Before the review the board of trustees and principal of the school completed the ERO board assurance statement and Self Audit Checklists. In these documents they attested that they had taken all reasonable steps to meet their legislative obligations related to the following:

  • board administration
  • curriculum
  • management of health, safety and welfare
  • personnel management
  • asset management.

During the review, ERO checked the following items because they have a potentially high impact on student safety and wellbeing:

  • emotional safety of students (including prevention of bullying and sexual harassment)
  • physical safety of students
  • teacher registration
  • processes for appointing staff
  • stand down, suspensions, expulsions and exclusions
  • attendance
  • compliance with the provisions of the Vulnerable Children Act 2014
  • provision for international students.

7 Recommendations

For the school to continue to improve its performance, ERO recommends that the teachers:

  • develop further moderation practices
  • evaluate the effectiveness of the assessment information that is used to report progress.

ERO also recommends that NZSTA provide support for the Board in its governance role to continue to strengthen strategic practices and directions. 

Dr Lesley Patterson
Deputy Chief Review Officer Te Waipounamu Southern

18 November 2016

About the school 



Ministry of Education profile number


School type

Full Primary (Years 1 to 8)

School roll


Gender composition

Boys 34; Girls 32

Ethnic composition



Review team on site

September 2016

Date of this report

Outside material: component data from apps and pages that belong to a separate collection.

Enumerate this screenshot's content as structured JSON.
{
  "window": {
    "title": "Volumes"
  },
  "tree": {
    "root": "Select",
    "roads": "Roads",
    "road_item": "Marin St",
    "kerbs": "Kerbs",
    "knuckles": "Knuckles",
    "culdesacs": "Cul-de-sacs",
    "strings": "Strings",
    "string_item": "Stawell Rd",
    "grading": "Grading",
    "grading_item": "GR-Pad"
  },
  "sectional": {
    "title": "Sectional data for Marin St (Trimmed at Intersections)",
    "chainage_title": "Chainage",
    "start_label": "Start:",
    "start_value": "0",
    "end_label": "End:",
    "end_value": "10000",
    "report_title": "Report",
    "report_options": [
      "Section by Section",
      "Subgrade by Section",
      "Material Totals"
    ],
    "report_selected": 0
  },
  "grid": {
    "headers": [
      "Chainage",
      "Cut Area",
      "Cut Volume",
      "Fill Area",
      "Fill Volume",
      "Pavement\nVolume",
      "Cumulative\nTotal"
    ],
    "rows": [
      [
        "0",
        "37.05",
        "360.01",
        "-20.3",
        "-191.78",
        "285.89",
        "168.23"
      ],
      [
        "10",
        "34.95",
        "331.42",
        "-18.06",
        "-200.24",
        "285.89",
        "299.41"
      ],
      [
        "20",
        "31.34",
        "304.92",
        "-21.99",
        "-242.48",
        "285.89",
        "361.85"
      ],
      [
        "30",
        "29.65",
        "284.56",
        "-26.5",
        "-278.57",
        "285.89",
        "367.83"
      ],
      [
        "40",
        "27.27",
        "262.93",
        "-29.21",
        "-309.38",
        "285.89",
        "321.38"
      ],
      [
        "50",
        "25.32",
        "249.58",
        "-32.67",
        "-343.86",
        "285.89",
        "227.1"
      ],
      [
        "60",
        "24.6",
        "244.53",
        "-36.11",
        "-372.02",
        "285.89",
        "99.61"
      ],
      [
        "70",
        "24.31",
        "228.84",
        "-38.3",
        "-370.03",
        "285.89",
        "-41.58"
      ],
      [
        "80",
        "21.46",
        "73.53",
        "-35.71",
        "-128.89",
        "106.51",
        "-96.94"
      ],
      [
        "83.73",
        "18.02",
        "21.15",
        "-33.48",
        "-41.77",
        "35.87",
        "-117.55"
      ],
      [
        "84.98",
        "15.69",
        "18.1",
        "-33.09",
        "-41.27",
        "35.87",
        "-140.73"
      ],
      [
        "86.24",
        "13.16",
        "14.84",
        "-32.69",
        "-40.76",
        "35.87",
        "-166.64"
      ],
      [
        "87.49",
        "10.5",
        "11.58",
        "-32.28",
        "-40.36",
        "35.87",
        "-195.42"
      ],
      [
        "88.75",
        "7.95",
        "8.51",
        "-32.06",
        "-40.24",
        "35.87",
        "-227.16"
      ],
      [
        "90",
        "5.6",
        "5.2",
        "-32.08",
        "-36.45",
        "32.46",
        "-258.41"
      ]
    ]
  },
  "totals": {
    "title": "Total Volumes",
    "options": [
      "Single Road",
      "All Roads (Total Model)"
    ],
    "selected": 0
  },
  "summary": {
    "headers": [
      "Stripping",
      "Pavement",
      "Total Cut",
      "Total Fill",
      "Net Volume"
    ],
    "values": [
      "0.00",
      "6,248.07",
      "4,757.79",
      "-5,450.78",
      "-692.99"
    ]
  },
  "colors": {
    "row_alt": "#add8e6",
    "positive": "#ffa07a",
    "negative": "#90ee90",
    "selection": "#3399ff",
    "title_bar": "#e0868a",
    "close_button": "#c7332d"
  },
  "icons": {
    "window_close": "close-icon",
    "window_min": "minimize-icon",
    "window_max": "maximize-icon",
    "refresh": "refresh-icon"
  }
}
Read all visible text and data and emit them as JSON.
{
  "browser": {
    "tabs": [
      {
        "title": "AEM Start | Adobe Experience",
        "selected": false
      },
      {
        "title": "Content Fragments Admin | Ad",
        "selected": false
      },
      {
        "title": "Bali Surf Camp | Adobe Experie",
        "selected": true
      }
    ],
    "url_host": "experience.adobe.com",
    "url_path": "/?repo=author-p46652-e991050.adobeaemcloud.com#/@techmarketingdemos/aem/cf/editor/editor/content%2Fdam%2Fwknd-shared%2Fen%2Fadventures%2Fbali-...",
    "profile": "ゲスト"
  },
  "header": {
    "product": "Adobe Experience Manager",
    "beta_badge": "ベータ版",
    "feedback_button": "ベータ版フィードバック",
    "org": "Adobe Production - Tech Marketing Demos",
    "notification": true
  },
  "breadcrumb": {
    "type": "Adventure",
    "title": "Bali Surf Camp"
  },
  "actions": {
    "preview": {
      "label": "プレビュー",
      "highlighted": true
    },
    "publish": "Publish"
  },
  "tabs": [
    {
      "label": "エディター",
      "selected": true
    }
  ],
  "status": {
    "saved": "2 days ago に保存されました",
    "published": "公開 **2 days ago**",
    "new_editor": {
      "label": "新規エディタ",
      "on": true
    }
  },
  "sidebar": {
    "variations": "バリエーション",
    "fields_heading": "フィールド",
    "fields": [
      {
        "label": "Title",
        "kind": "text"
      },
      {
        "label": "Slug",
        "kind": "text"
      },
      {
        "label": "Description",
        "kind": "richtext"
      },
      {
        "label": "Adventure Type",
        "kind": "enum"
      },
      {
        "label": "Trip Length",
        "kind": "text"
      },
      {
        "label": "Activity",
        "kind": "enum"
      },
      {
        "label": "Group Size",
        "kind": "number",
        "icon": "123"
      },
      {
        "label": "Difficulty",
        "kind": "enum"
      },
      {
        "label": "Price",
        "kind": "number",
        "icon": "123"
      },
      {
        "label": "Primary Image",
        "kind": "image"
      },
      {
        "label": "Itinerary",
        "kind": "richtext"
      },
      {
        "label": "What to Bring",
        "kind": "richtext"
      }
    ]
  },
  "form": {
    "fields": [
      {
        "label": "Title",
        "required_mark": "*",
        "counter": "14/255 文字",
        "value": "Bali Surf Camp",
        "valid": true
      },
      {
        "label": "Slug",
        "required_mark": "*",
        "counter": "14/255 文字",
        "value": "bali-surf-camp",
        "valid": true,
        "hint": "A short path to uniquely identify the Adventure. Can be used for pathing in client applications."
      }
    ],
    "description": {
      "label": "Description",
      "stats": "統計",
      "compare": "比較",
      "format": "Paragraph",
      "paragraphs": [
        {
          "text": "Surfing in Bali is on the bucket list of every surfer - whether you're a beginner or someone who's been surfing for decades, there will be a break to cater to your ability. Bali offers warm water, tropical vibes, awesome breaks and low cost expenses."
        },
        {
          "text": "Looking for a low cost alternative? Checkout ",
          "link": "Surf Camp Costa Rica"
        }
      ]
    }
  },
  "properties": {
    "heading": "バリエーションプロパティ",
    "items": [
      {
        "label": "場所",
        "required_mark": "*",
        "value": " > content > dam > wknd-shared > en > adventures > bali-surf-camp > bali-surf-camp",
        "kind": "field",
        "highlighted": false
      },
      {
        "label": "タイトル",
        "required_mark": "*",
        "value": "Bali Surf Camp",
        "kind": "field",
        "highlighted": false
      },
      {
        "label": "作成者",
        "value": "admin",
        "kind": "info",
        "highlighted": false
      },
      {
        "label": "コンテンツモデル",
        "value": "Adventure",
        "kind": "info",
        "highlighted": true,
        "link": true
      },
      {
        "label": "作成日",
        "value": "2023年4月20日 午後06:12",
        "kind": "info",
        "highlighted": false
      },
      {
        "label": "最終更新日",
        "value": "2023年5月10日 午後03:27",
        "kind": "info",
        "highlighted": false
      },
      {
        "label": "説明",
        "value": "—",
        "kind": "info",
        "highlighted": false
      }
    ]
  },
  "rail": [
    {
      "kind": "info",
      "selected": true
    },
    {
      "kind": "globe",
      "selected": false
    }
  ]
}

18 November 2016

Most recent ERO reports

Education Review
Education Review
Education Review

April 2013
January 2010
February 2007